• DIRECTIONS FOR THIS TASK: Show every line in the entries below where the word "partition" appears.

========

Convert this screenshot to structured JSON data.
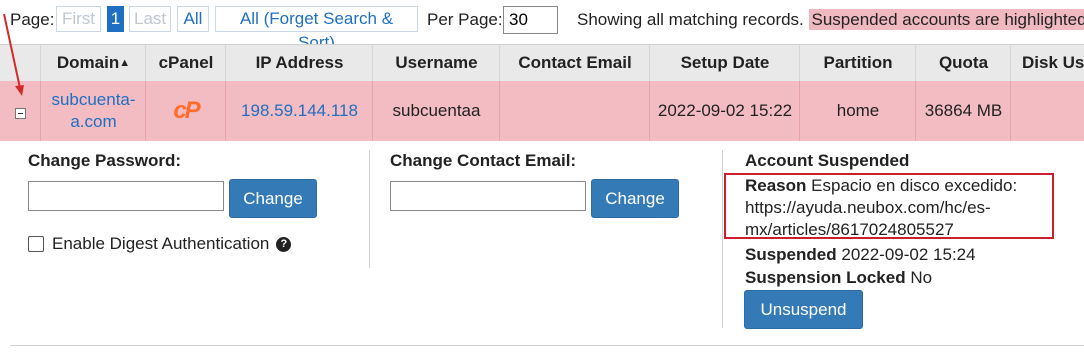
{
  "pagination": {
    "page_label": "Page:",
    "first": "First",
    "current": "1",
    "last": "Last",
    "all": "All",
    "all_forget": "All (Forget Search & Sort)",
    "per_page_label": "Per Page:",
    "per_page_value": "30"
  },
  "status": {
    "showing": "Showing all matching records.",
    "suspended_note": "Suspended accounts are highlighted"
  },
  "columns": {
    "domain": "Domain",
    "cpanel": "cPanel",
    "ip": "IP Address",
    "username": "Username",
    "contact_email": "Contact Email",
    "setup_date": "Setup Date",
    "partition": "Partition",
    "quota": "Quota",
    "disk_usage": "Disk Us"
  },
  "row": {
    "domain_line1": "subcuenta-",
    "domain_line2": "a.com",
    "cpanel_logo": "cP",
    "ip": "198.59.144.118",
    "username": "subcuentaa",
    "contact_email": "",
    "setup_date": "2022-09-02 15:22",
    "partition": "home",
    "quota": "36864 MB"
  },
  "details": {
    "change_password_label": "Change Password:",
    "change_password_button": "Change",
    "change_email_label": "Change Contact Email:",
    "change_email_button": "Change",
    "digest_label": "Enable Digest Authentication",
    "digest_checked": false,
    "suspended_title": "Account Suspended",
    "reason_label": "Reason",
    "reason_line1": "Espacio en disco excedido:",
    "reason_line2": "https://ayuda.neubox.com/hc/es-",
    "reason_line3": "mx/articles/8617024805527",
    "suspended_label": "Suspended",
    "suspended_value": "2022-09-02 15:24",
    "locked_label": "Suspension Locked",
    "locked_value": "No",
    "unsuspend_button": "Unsuspend"
  },
  "colors": {
    "accent": "#337ab7",
    "link": "#1f6fc2",
    "suspended_row": "#f2bcc2",
    "highlight_box": "#cc1f2d",
    "cpanel_logo": "#ff6c2c"
  },
  "icons": [
    "sort-ascending-icon",
    "collapse-icon",
    "cpanel-logo-icon",
    "help-icon",
    "annotation-arrow-icon"
  ]
}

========

• TASK RESPONSE:
    "partition": "Partition",
    "partition": "home",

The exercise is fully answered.